It took two-plus hours, 18 speakers, 11 written comments, and a lengthy question and answer session with City staff, but the Culver City Redevelopment Agency approved an affordable housing project agreement at 4043 Irving Place at its August 9 meeting.
The agreement stipulates that the Redevelopment Agency Board will provide the developers, 4043 Irving Place Investors, LLC, with approximately six million in funding for the creation of a 12-unit project, with nine units at a “moderate” rental rate and three units at a “low-income” rate.
While everyone agrees that there is a need for affordable housing, and while some of the speakers and written comments were in favor of the project as is, opposition was voiced by many members of the Culver City Downtown Neighborhood Association (DNA).
The project had been on the City Council/Redevelopment Agency’s agenda on July 26 and had been continued expressly so that council members and community members alike could further examine the funding parameters. DNA members had met with the Redevelopment Agency’s financial consultant Keyser Marston Associates (KMA) to discuss their concerns.
These concerns, as reiterated during the meeting by speakers, included: that the developers bought the land for below market value and have already received a $500,000 plus refund from the City for project changes; that only three of the 12 units will be genuine affordable housing; that 3/4 of the subsidized units will be for people who can already afford to live in Culver City; that the developers and the City consultant have refused to do a market study of comparable rents; that the developers are inexperienced with affordable housing; that other cities such as Santa Monica get better projects for a much smaller subsidy per unit; that the units as planned are not very large and not equipped with amenities comparable to other projects; and that the project is a “hole in the ground” both literally and financially, that gives no protection in case of financial troubles.
Opponents called the project a “bailout” to the developers and some speakers even made comparisons to the scandal-ridden city of Bell.

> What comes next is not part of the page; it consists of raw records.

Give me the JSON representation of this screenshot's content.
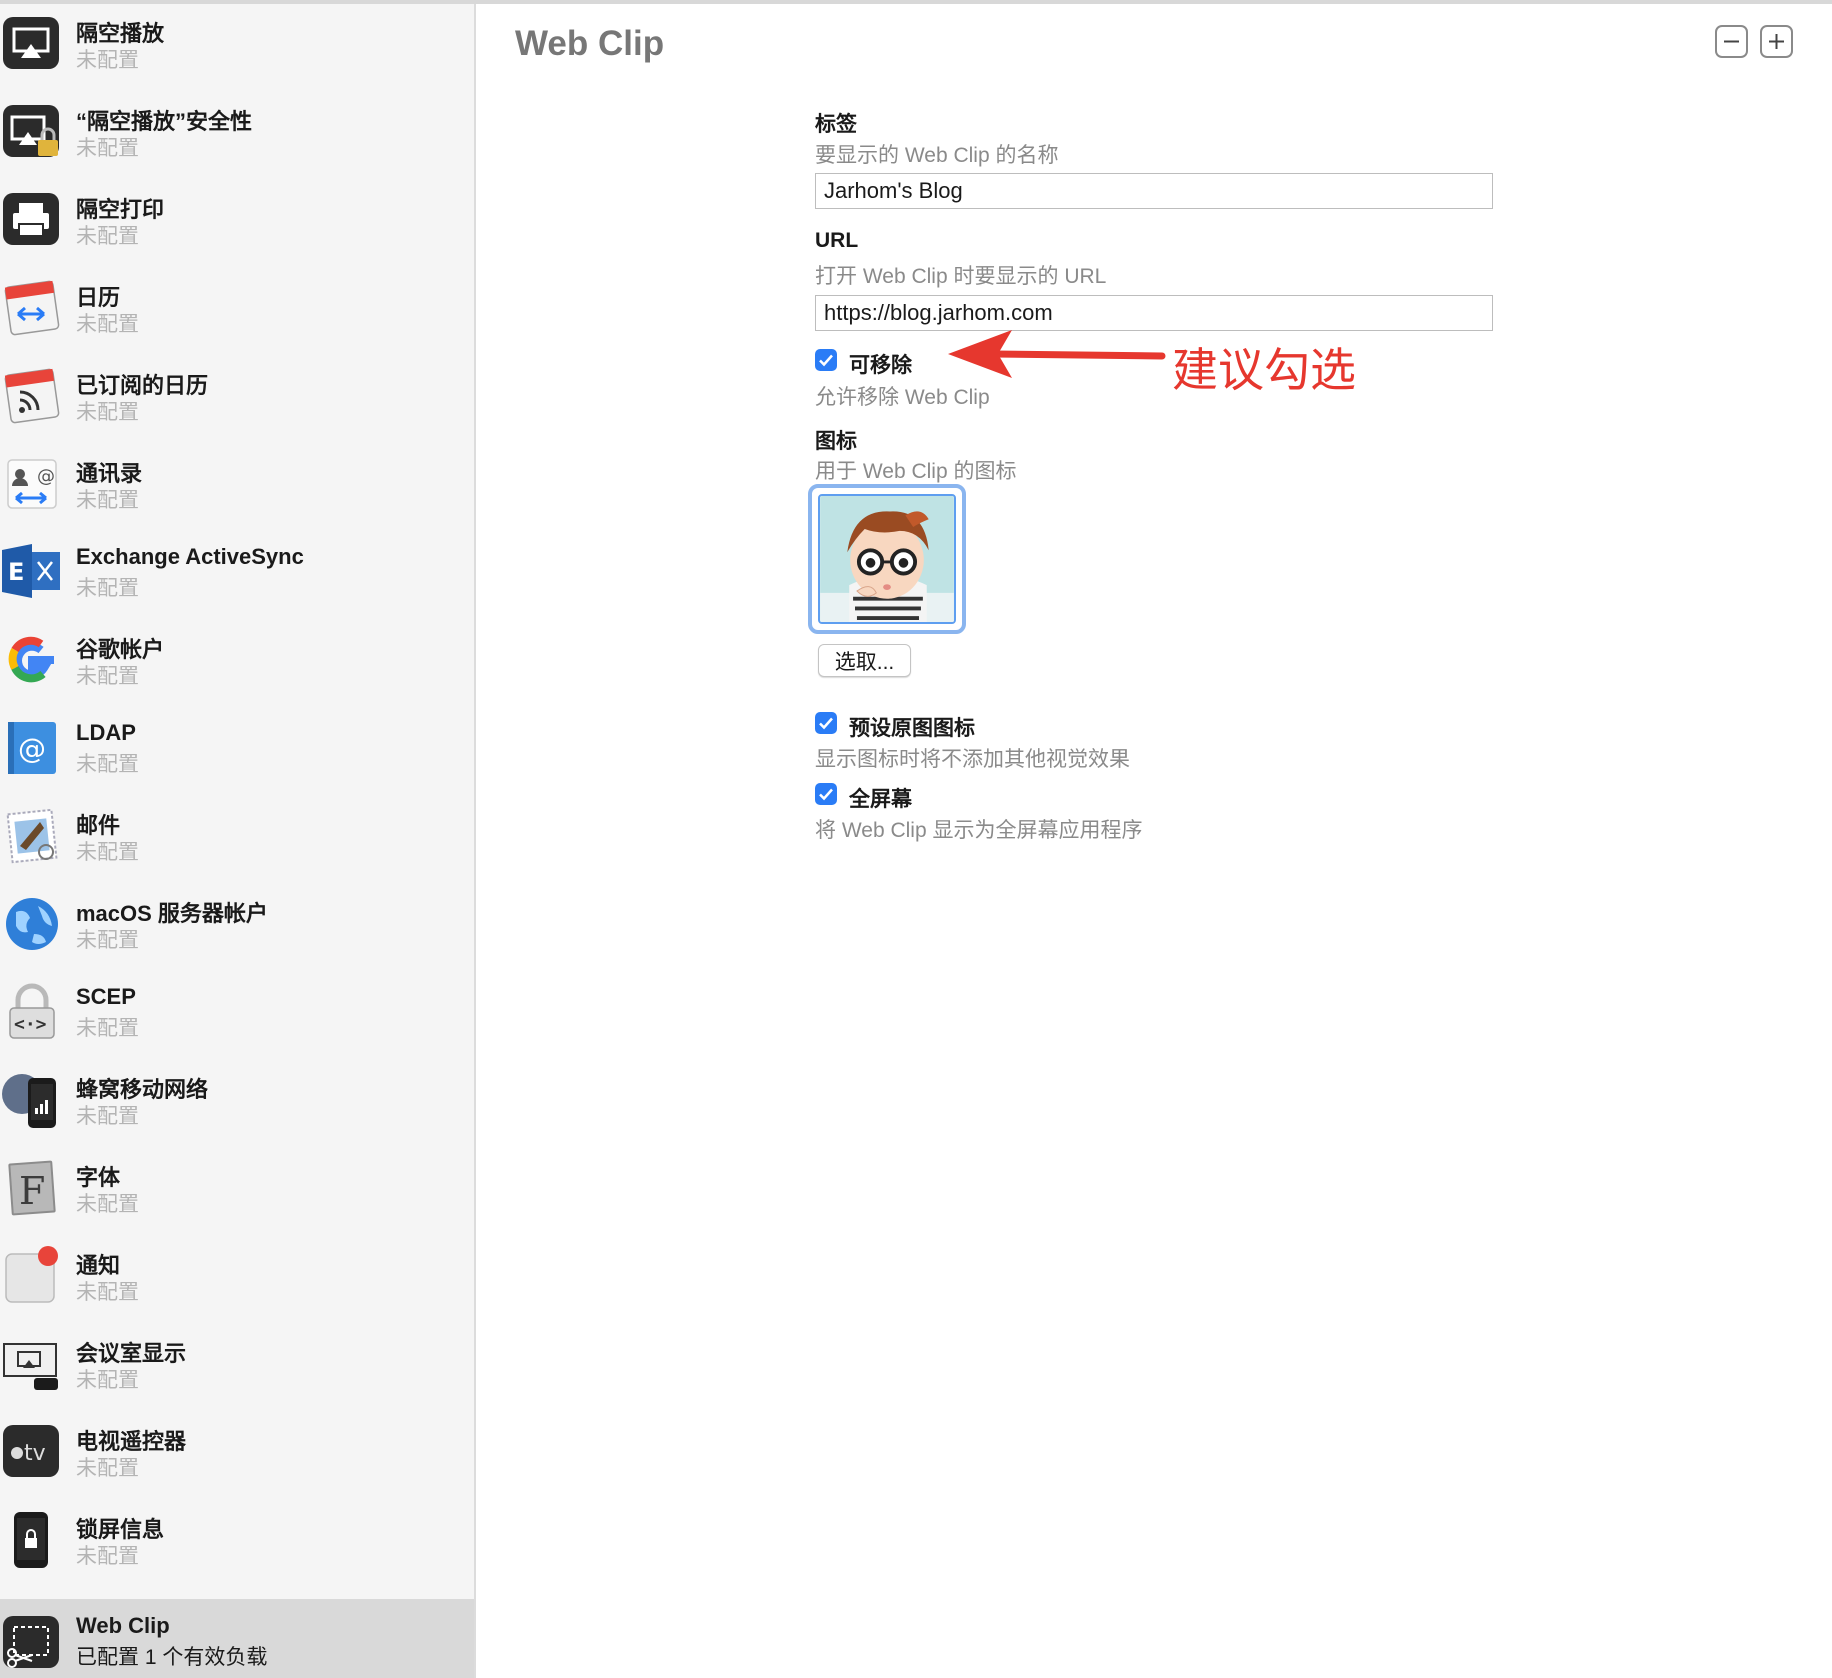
{
  "sidebar": {
    "items": [
      {
        "title": "隔空播放",
        "subtitle": "未配置",
        "icon": "airplay-icon"
      },
      {
        "title": "“隔空播放”安全性",
        "subtitle": "未配置",
        "icon": "airplay-security-icon"
      },
      {
        "title": "隔空打印",
        "subtitle": "未配置",
        "icon": "printer-icon"
      },
      {
        "title": "日历",
        "subtitle": "未配置",
        "icon": "calendar-icon"
      },
      {
        "title": "已订阅的日历",
        "subtitle": "未配置",
        "icon": "subscribed-calendar-icon"
      },
      {
        "title": "通讯录",
        "subtitle": "未配置",
        "icon": "contacts-icon"
      },
      {
        "title": "Exchange ActiveSync",
        "subtitle": "未配置",
        "icon": "exchange-icon"
      },
      {
        "title": "谷歌帐户",
        "subtitle": "未配置",
        "icon": "google-icon"
      },
      {
        "title": "LDAP",
        "subtitle": "未配置",
        "icon": "ldap-icon"
      },
      {
        "title": "邮件",
        "subtitle": "未配置",
        "icon": "mail-icon"
      },
      {
        "title": "macOS 服务器帐户",
        "subtitle": "未配置",
        "icon": "globe-icon"
      },
      {
        "title": "SCEP",
        "subtitle": "未配置",
        "icon": "lock-icon"
      },
      {
        "title": "蜂窝移动网络",
        "subtitle": "未配置",
        "icon": "cellular-icon"
      },
      {
        "title": "字体",
        "subtitle": "未配置",
        "icon": "font-icon"
      },
      {
        "title": "通知",
        "subtitle": "未配置",
        "icon": "notification-icon"
      },
      {
        "title": "会议室显示",
        "subtitle": "未配置",
        "icon": "conference-display-icon"
      },
      {
        "title": "电视遥控器",
        "subtitle": "未配置",
        "icon": "apple-tv-icon"
      },
      {
        "title": "锁屏信息",
        "subtitle": "未配置",
        "icon": "lock-screen-icon"
      },
      {
        "title": "Web Clip",
        "subtitle": "已配置 1 个有效负载",
        "icon": "web-clip-icon",
        "selected": true
      }
    ]
  },
  "panel": {
    "title": "Web Clip",
    "minus_icon": "minus-icon",
    "plus_icon": "plus-icon"
  },
  "form": {
    "label_title": "标签",
    "label_desc": "要显示的 Web Clip 的名称",
    "label_value": "Jarhom's Blog",
    "url_title": "URL",
    "url_desc": "打开 Web Clip 时要显示的 URL",
    "url_value": "https://blog.jarhom.com",
    "removable_label": "可移除",
    "removable_checked": true,
    "removable_desc": "允许移除 Web Clip",
    "icon_title": "图标",
    "icon_desc": "用于 Web Clip 的图标",
    "choose_button": "选取...",
    "precomposed_label": "预设原图图标",
    "precomposed_checked": true,
    "precomposed_desc": "显示图标时将不添加其他视觉效果",
    "fullscreen_label": "全屏幕",
    "fullscreen_checked": true,
    "fullscreen_desc": "将 Web Clip 显示为全屏幕应用程序"
  },
  "annotation": {
    "text": "建议勾选",
    "color": "#e6372e"
  },
  "colors": {
    "accent": "#2a7cf6",
    "selected_row": "#d9d9d9"
  }
}
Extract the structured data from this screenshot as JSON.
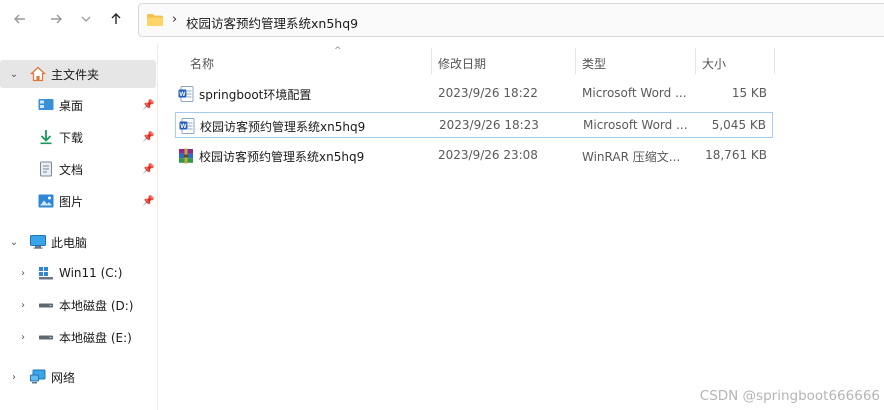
{
  "nav": {
    "back_icon": "arrow-left-icon",
    "forward_icon": "arrow-right-icon",
    "recent_icon": "chevron-down-icon",
    "up_icon": "arrow-up-icon"
  },
  "address": {
    "separator": "›",
    "path": "校园访客预约管理系统xn5hq9"
  },
  "sidebar": {
    "items": [
      {
        "label": "主文件夹",
        "icon": "home-icon",
        "expanded": true
      },
      {
        "label": "桌面",
        "icon": "desktop-icon",
        "pinned": true
      },
      {
        "label": "下载",
        "icon": "download-icon",
        "pinned": true
      },
      {
        "label": "文档",
        "icon": "document-icon",
        "pinned": true
      },
      {
        "label": "图片",
        "icon": "pictures-icon",
        "pinned": true
      },
      {
        "label": "此电脑",
        "icon": "computer-icon",
        "expanded": true
      },
      {
        "label": "Win11 (C:)",
        "icon": "drive-windows-icon"
      },
      {
        "label": "本地磁盘 (D:)",
        "icon": "drive-icon"
      },
      {
        "label": "本地磁盘 (E:)",
        "icon": "drive-icon"
      },
      {
        "label": "网络",
        "icon": "network-icon"
      }
    ]
  },
  "columns": {
    "name": "名称",
    "date": "修改日期",
    "type": "类型",
    "size": "大小"
  },
  "files": [
    {
      "name": "springboot环境配置",
      "date": "2023/9/26 18:22",
      "type": "Microsoft Word ...",
      "size": "15 KB",
      "icon": "word-doc-icon"
    },
    {
      "name": "校园访客预约管理系统xn5hq9",
      "date": "2023/9/26 18:23",
      "type": "Microsoft Word ...",
      "size": "5,045 KB",
      "icon": "word-doc-icon"
    },
    {
      "name": "校园访客预约管理系统xn5hq9",
      "date": "2023/9/26 23:08",
      "type": "WinRAR 压缩文...",
      "size": "18,761 KB",
      "icon": "winrar-archive-icon"
    }
  ],
  "watermark": "CSDN @springboot666666",
  "colors": {
    "accent": "#0067c0",
    "folder": "#f6c14b",
    "selected_border": "#a7cbed"
  }
}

The representatives for the developer also spoke and gave answers to some of the concerns. Peter Hillakas pointed out, in answer to a charge that there was “no demand” for the low-cost units, that the Culver City Housing Element calls for 150 units of low-to-moderate income housing, a requirement which the project was fulfilling. He also insisted that the units will not be as small as opponents claimed.
Because so many concerns and doubts had been expressed, and the DNA had submitted so many questions, City staff answered questions following the public comment period. One charge responded to was the lack of a market study. Kathy Head of KMA said that a market survey had been done, although due to a lack of new construction, it was necessary to base rent comparisons on existing developments like Playa Vista.
Council members asked additional questions. Jeff Cooper asked if the developers had ever been foreclosed on and received a simple “No” as an answer. Christopher Armenta said he was “struggling” with financial concerns about the developers’ experience in the field of low-cost housing. The representatives had been unable to do a presentation with slides due to City Hall’s malfunctioning equipment but they did describe their experience in managing low-cost buildings (City staff confirmed that they had visited these buildings and found them to be well-managed).
Scott Malsin said he supported the project, especially because the agreement’s covenants grants the Agency the right to property inspection with 72 hour’s notice and other rights to insure property management during the term of affordability, which is 55 years. “This means [affordable apartments] will be available for 55 years,” said Malsin. “We are not funding a ‘hole in the ground.’ ”
Micheal O’Leary also said he felt “comfortable” with the project. Andrew Weissman had recused himself from the item.
The Agency voted 4-0 for approval.
In other actions, the Agency/Council postponed an item on a downtown parking study, while approving joint items on an investment policy for the City, and on block grant recovery funds and the building of a crosswalk at Washington and Boise. The Council approved assessment levies for the Higuera Street Landscape and Lighting Assessment District and for Maintenance District Number 1 Zone 1, and agreed to dissolve Landscaping Maintenance District Number 1 Zone 2 at the August 23 meeting, and extended the moratorium on new oil drilling within Culver City limits to August 23, 2011.